Submarines and Submariners - Purpose of Safety Stand Downs
Submariners like to read what PigBoatSailor (PBS) writes about subs with avid interest and great respect.
Here PBS shared his rare, personal perspective on the highly unusual and recently announced submarine fleet safety stand down. Note 1
So what then is the purpose of this stand-down? PBS asks.
As a former safety director in a high tech industry, I learned both the purpose and effectiveness of safety stand downs firsthand, and our safety record was the envy of the industry:
Stand downs are the most convincing method of communicating top leadership's commitment to safety to every level of an organization. Safety stand downs are more effective to more people than examples of poor safety outcomes, whether permamnent disabilities, loss of lives, or formal punishments.
Safety stand downs are effective because they are unmistakeably expensive in terms of their cost (time sacrificed) and missions foregone. It is obvious to everyone that such drastic measures require and have top level authorization and must command everyone's earnest attention going forward. For these reasons stand downs can be used only rarely, implying circumstances have been deteriorating and are now deemed unacceptable toward the extreme. Note 2

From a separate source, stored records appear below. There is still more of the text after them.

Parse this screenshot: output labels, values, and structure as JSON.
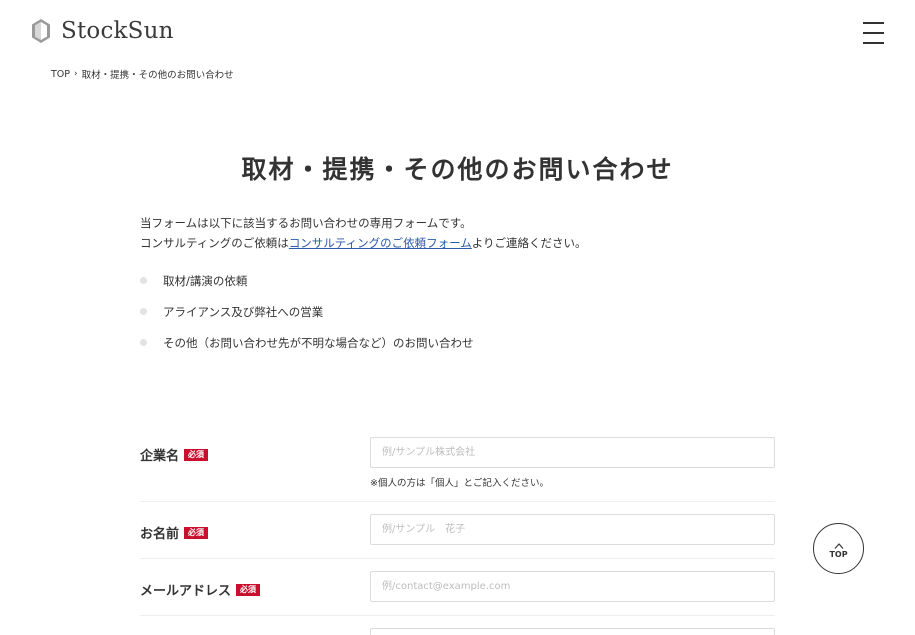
{
  "header": {
    "logo_text": "StockSun",
    "logo_icon": "hexagon-logo-icon",
    "menu_icon": "hamburger-menu-icon"
  },
  "breadcrumb": {
    "home": "TOP",
    "separator": "›",
    "current": "取材・提携・その他のお問い合わせ"
  },
  "page": {
    "title": "取材・提携・その他のお問い合わせ"
  },
  "intro": {
    "line1": "当フォームは以下に該当するお問い合わせの専用フォームです。",
    "line2_prefix": "コンサルティングのご依頼は",
    "line2_link": "コンサルティングのご依頼フォーム",
    "line2_suffix": "よりご連絡ください。"
  },
  "purposes": [
    "取材/講演の依頼",
    "アライアンス及び弊社への営業",
    "その他（お問い合わせ先が不明な場合など）のお問い合わせ"
  ],
  "form": {
    "required_label": "必須",
    "company": {
      "label": "企業名",
      "placeholder": "例/サンプル株式会社",
      "value": "",
      "note": "※個人の方は「個人」とご記入ください。"
    },
    "name": {
      "label": "お名前",
      "placeholder": "例/サンプル　花子",
      "value": ""
    },
    "email": {
      "label": "メールアドレス",
      "placeholder": "例/contact@example.com",
      "value": ""
    }
  },
  "scroll_top": {
    "label": "TOP",
    "icon": "chevron-up-icon"
  },
  "colors": {
    "text": "#333333",
    "link": "#2a5aa8",
    "required_badge": "#c8102e",
    "border": "#dcdcdc",
    "bullet": "#e3e3e3"
  }
}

So how and why does a sophisticated, industrial safety techique get applied to a military organization like the submarine service? The sub fleet has shrunk, and its repair and overhaul budget is being closely monitored by unsympathetic eyes in the U.S. Congress. The readiness of crew and submarine for its next mission could be more important than it was for its prior mission. Submarine COs are accountable for more than success of the current. In WWII, underperforming COs were assigned desk duties (and they were USNA graduates)!

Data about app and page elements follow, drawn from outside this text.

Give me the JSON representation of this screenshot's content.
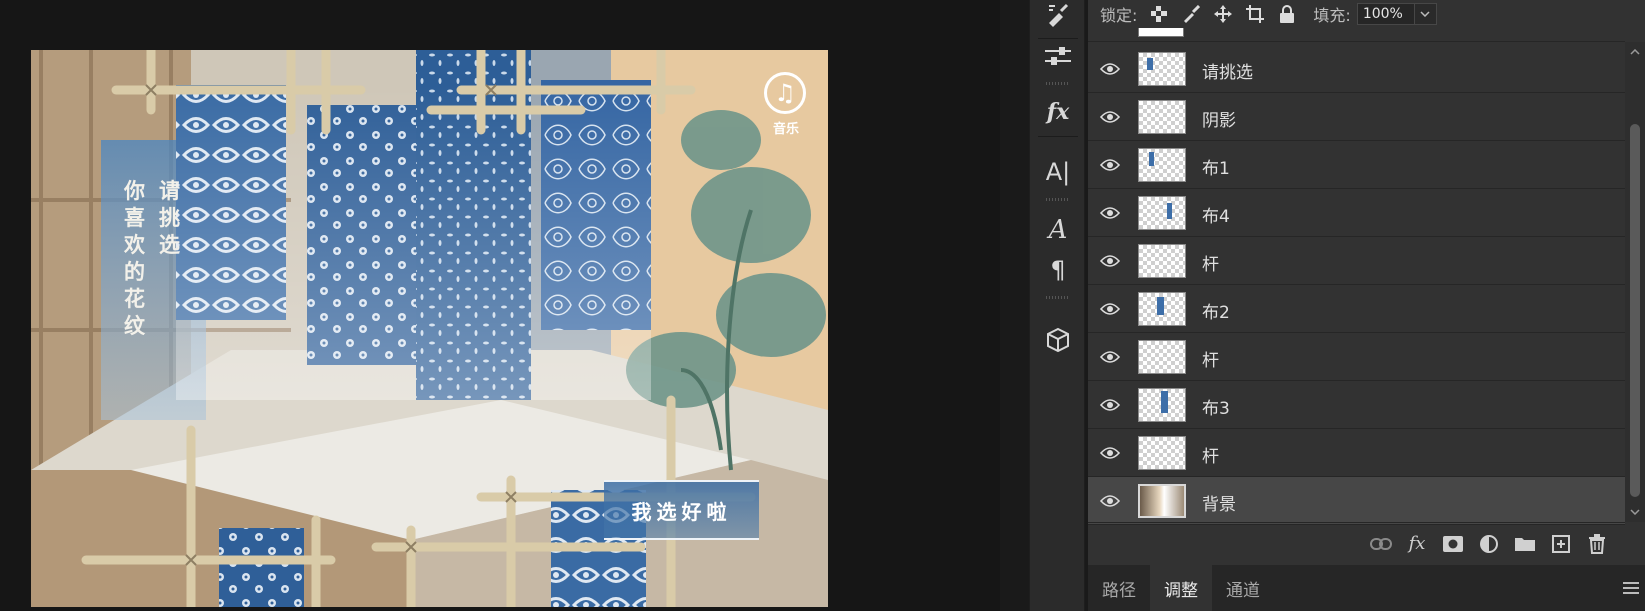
{
  "canvas": {
    "vertical_text_right": "请挑选",
    "vertical_text_left": "你喜欢的花纹",
    "music_label": "音乐",
    "confirm_label": "我选好啦"
  },
  "toolbar": {
    "items": [
      "brush-settings-icon",
      "properties-sliders-icon",
      "layer-styles-fx-icon",
      "character-icon",
      "glyphs-icon",
      "paragraph-icon",
      "3d-icon"
    ]
  },
  "layers_panel": {
    "lock_label": "锁定:",
    "fill_label": "填充:",
    "fill_value": "100%",
    "layers": [
      {
        "name": "请挑选",
        "visible": true,
        "selected": false
      },
      {
        "name": "阴影",
        "visible": true,
        "selected": false
      },
      {
        "name": "布1",
        "visible": true,
        "selected": false
      },
      {
        "name": "布4",
        "visible": true,
        "selected": false
      },
      {
        "name": "杆",
        "visible": true,
        "selected": false
      },
      {
        "name": "布2",
        "visible": true,
        "selected": false
      },
      {
        "name": "杆",
        "visible": true,
        "selected": false
      },
      {
        "name": "布3",
        "visible": true,
        "selected": false
      },
      {
        "name": "杆",
        "visible": true,
        "selected": false
      },
      {
        "name": "背景",
        "visible": true,
        "selected": true
      }
    ],
    "footer_icons": [
      "link-icon",
      "fx-icon",
      "mask-icon",
      "adjustment-icon",
      "group-folder-icon",
      "new-layer-icon",
      "trash-icon"
    ]
  },
  "bottom_tabs": {
    "tabs": [
      "路径",
      "调整",
      "通道"
    ],
    "active": "调整"
  },
  "colors": {
    "panel_bg": "#323232",
    "selected_row": "#474747",
    "fabric_blue": "#2f5f98"
  }
}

And, who says stand downs are an industrial technique? Recall the grounding of aircraft types after accidents with unknown causes. Also, see Note 3 for the Navy's own examples.

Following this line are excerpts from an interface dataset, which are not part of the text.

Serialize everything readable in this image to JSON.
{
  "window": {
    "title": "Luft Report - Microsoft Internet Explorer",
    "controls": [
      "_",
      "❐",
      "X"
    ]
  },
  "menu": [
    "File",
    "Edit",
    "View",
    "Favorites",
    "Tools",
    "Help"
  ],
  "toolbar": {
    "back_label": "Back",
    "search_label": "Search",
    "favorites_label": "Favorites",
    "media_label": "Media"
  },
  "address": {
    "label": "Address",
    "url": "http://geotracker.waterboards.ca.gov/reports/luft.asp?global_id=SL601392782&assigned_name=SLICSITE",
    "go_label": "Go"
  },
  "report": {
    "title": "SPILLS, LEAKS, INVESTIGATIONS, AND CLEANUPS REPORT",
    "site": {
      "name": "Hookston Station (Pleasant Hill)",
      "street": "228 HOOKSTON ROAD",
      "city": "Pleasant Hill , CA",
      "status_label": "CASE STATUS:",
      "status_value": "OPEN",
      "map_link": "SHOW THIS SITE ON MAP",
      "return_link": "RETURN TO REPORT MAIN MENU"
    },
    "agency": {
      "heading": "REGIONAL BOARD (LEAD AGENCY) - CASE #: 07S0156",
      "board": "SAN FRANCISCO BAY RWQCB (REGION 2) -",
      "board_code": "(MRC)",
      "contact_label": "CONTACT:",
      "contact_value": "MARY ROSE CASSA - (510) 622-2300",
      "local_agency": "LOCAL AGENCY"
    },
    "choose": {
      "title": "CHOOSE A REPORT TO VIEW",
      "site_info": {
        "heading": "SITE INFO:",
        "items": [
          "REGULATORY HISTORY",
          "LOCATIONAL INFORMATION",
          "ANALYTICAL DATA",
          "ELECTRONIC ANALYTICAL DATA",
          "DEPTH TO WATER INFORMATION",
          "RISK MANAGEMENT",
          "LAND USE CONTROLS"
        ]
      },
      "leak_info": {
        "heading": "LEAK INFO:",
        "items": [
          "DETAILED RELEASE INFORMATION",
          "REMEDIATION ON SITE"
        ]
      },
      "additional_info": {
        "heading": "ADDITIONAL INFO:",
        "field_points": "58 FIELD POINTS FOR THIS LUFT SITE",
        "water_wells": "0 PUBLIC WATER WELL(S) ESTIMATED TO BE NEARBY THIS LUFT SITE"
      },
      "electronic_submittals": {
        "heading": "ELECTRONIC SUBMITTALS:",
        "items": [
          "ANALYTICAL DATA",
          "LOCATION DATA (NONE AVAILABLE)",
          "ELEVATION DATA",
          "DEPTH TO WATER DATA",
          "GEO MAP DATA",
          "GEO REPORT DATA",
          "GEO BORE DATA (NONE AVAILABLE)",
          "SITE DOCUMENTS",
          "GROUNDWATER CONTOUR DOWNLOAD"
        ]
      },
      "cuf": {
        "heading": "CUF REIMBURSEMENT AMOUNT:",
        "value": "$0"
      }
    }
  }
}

1- source: Multimission-Capable Sub Readies for Full Operation
2- Iran: U.S. Sub Was Spying (ME: So what, no excuse for being in a bad position in the bottleneck; submarine COs are accountable for more than mission success - future availability of crew and vessel are also paramount).
3- Navy safety stand down (ORM) literature sampling: here and here (AFLOAT SAFETY STAND-DOWN GUIDE). ME: Notice that the fleet wide stand down is obviously much more costly and precedent setting. Submarines will still be silent and strange, and their missions are sometimes extremely hazardous. There is absosolutely no reason to make them more hazardous than is necessary. Great move, NAVY!
Submarines are always silent and strange.